*Component data from apps and pages*.
━━━━━━━━━━━━━━━━

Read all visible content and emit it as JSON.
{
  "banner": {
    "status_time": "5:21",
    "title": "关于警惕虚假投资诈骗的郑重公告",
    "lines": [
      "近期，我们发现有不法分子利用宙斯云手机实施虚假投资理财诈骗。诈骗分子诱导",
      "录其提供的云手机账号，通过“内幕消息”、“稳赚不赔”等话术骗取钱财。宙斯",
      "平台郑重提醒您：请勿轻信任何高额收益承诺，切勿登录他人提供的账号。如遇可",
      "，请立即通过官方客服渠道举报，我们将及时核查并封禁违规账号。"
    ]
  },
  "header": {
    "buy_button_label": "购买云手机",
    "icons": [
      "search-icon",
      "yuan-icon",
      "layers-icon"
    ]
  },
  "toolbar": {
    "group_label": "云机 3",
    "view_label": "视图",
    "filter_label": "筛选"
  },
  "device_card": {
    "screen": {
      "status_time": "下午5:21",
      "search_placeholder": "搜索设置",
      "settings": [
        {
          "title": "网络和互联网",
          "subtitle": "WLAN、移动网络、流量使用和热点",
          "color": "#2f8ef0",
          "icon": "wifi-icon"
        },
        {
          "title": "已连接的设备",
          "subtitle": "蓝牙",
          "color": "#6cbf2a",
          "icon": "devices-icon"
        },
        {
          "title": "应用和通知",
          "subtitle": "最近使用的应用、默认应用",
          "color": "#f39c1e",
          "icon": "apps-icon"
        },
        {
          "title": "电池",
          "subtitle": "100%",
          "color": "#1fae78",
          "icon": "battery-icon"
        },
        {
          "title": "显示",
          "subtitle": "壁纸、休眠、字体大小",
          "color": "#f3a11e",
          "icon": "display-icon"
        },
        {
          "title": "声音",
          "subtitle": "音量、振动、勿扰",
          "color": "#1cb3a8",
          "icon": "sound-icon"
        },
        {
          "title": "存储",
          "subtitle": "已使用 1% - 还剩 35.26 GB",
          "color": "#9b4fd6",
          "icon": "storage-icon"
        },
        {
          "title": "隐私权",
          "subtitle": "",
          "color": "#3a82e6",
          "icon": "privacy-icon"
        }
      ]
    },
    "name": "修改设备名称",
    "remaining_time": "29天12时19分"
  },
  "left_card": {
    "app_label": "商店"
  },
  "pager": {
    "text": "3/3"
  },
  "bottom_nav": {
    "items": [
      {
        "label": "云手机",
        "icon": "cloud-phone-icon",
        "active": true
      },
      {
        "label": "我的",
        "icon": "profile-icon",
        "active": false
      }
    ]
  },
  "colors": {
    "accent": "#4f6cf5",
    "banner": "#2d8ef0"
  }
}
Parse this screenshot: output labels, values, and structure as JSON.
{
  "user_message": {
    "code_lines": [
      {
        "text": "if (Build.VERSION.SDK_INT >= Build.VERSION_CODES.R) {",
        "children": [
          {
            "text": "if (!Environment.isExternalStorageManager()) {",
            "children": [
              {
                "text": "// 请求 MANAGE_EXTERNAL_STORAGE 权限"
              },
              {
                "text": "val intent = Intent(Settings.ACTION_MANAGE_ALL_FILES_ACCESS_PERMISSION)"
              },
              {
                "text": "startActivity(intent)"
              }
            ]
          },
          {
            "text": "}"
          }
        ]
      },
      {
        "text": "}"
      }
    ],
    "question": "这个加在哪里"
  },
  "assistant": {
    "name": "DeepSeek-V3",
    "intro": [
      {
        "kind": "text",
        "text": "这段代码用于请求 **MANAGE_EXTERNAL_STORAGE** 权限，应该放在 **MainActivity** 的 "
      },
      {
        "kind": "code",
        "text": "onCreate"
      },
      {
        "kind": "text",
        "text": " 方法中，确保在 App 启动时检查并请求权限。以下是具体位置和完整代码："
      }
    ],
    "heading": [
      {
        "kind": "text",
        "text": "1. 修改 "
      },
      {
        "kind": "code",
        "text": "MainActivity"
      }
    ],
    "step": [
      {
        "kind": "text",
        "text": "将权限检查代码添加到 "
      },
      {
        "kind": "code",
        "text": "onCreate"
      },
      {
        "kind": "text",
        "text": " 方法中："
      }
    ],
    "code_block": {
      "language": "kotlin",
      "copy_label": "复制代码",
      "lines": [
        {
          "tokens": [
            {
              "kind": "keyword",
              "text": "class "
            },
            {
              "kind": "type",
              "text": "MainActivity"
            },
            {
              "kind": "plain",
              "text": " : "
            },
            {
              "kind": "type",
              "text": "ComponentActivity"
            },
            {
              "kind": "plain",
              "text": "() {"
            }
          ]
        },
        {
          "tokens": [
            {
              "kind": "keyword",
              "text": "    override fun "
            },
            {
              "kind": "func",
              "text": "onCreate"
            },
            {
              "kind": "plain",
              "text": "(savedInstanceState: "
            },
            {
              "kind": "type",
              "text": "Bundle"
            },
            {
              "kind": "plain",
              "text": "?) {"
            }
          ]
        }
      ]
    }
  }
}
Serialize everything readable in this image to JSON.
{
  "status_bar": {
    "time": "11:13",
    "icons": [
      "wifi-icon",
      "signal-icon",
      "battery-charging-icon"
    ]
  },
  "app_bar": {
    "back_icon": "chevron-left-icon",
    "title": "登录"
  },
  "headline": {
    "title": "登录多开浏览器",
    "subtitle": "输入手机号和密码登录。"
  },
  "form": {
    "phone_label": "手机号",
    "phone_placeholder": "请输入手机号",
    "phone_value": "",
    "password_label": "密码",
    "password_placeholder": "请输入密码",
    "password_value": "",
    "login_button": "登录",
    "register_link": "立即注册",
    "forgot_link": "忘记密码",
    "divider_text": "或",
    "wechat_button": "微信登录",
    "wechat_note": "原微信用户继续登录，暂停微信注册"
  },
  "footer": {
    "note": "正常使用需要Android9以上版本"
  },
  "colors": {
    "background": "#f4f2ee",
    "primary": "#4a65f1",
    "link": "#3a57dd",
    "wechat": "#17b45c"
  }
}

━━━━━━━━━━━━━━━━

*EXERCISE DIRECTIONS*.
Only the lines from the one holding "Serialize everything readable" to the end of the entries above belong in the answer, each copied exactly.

*WRITTEN ANSWER*.
Serialize everything readable in this image to JSON.
{
  "status_bar": {
    "time": "11:13",
    "icons": [
      "wifi-icon",
      "signal-icon",
      "battery-charging-icon"
    ]
  },
  "app_bar": {
    "back_icon": "chevron-left-icon",
    "title": "登录"
  },
  "headline": {
    "title": "登录多开浏览器",
    "subtitle": "输入手机号和密码登录。"
  },
  "form": {
    "phone_label": "手机号",
    "phone_placeholder": "请输入手机号",
    "phone_value": "",
    "password_label": "密码",
    "password_placeholder": "请输入密码",
    "password_value": "",
    "login_button": "登录",
    "register_link": "立即注册",
    "forgot_link": "忘记密码",
    "divider_text": "或",
    "wechat_button": "微信登录",
    "wechat_note": "原微信用户继续登录，暂停微信注册"
  },
  "footer": {
    "note": "正常使用需要Android9以上版本"
  },
  "colors": {
    "background": "#f4f2ee",
    "primary": "#4a65f1",
    "link": "#3a57dd",
    "wechat": "#17b45c"
  }
}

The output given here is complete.